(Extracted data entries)
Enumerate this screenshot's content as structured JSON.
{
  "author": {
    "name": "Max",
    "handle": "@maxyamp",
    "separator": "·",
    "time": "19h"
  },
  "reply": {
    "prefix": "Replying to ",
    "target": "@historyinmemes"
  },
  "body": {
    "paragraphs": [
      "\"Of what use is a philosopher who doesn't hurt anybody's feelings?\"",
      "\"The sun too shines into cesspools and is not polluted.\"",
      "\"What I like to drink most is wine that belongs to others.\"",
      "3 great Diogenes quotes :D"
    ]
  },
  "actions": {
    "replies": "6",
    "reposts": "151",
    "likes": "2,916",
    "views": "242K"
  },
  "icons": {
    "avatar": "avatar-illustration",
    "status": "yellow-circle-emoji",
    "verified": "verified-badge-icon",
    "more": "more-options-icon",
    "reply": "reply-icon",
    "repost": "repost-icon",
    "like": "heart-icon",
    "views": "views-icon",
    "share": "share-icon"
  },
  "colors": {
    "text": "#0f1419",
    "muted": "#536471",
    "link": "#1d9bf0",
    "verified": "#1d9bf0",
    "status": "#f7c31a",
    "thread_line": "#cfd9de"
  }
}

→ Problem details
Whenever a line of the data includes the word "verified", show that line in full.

→ Task response
    "verified": "verified-badge-icon",
    "verified": "#1d9bf0",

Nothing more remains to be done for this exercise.